Houston's legacy continues to live on through the work of the University of Baltimore School of Law professors, Cassandra Havard and Gilbert Holmes. These educators created the Charles Hamilton Houston Scholars Program (CHHSP) in order to address the lack of minority students enrolling in law school. According to the Law School Admissions Council (LSAC), approximately 34% of African Americans students that enrolled in undergraduate schools were male in 2007. The lack of African Americans enrolling in college is inextricably linked to the low percentage of minorities attending law school.

Professor Holmes responded to these devastating statistics by creating a program that provides academic support for students that wish to attend law school. As a graduate of the New York University law school, Professor Holmes continues to break down barriers for African American students who wish to begin legal careers. In 1974, Holmes partnered with many notable civil rights attorneys and created his first law practice. On the 1980s, Holmes represented Jesse Jackson's presidential campaign and other well-known public officials.

Houston spent his entire legal career working to ensure that lawyers, such as Professor Holmes, receive equal opportunities regardless of race.
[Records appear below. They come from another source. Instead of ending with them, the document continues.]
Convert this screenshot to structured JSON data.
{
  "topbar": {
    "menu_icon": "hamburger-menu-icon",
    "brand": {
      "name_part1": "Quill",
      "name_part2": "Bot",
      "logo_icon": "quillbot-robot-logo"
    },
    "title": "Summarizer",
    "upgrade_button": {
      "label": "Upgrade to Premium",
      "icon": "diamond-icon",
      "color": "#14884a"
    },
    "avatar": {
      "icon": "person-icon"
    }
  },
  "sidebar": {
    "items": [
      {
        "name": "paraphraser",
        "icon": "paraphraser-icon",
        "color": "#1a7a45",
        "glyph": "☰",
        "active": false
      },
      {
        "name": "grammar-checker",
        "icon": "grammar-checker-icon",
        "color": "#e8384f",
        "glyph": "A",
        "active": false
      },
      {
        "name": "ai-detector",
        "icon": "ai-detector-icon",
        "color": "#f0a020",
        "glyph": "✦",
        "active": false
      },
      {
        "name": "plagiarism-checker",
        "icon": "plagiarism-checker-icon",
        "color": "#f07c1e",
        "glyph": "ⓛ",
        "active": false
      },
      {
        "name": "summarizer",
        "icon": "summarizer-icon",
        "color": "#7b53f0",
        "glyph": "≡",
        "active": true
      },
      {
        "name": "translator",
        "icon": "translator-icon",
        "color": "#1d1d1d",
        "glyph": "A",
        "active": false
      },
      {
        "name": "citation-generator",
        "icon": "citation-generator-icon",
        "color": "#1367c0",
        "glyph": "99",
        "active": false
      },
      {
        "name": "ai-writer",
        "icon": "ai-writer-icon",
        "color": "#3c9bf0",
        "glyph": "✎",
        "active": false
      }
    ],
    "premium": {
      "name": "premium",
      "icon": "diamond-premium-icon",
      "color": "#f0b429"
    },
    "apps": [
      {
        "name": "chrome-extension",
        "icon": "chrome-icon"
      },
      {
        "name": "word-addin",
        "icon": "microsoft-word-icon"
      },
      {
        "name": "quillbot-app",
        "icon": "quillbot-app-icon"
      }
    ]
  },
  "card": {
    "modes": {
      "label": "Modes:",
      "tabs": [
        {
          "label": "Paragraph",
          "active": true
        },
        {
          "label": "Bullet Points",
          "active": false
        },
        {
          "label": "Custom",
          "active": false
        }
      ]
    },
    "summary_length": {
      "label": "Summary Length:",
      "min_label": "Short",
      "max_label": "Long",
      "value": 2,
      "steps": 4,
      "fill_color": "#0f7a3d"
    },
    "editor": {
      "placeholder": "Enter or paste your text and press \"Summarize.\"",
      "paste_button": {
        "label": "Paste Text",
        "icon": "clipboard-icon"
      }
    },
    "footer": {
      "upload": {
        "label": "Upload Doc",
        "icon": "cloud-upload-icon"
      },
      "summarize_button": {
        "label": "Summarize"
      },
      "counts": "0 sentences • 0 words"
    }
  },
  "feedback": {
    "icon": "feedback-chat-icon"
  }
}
However, the question remains: has racism been defeated in America? During Professor Holmes' career, he has encountered disheartening instances of discrimination: "During the short time I represented individuals in criminal cases, I regularly was mistaken for the defendant even though I always had on a suit and tie."

In spite of these obstacles, Professor Holmes remains an accomplished professor of law who holds a strong commitment to social advocacy. This advocacy has transformed into a summer scholars program that has touched the lives of countless students. This rigorous program provides rising sophomores and juniors the opportunity to study family law, improve academic writing skills, and participate in community service.

Coppin State University student, Stephanie Miller, serves as a member of the inaugural class of Charles Hamilton Houston Scholars. Miller credits this program as the a mitigating factor in her academic success, "[CHHSP] made this first generation college student realize that success was very tangible and that if there is anything I want in this world all it takes to get it is a little hard work. [It] gave me a deeper incentive to work hard toward my educational goal so I can experience the sweet taste of professionalism, financial stability and most importantly success!"

Undoubtedly, none of CHHSP's accomplishments could be achieved without the work of Houston. In death, Houston has inspired a generation of students to press forward in the face of insurmountable obstacles. Houston's message of perseverance continues to influences the work of Professor Holmes and Professor Havard. These educators continue to inspire students by teaching their pupils how to overcome these obstacles through education.

In memory of Houston, utilize your education to make an impact on the lives of others. Allow your voice to be heard through your education. Be a social engineer for change.

In the words of Houston, "All our struggles must tie in together and support one another. We must remain on the alert and push the struggle farther with all our might."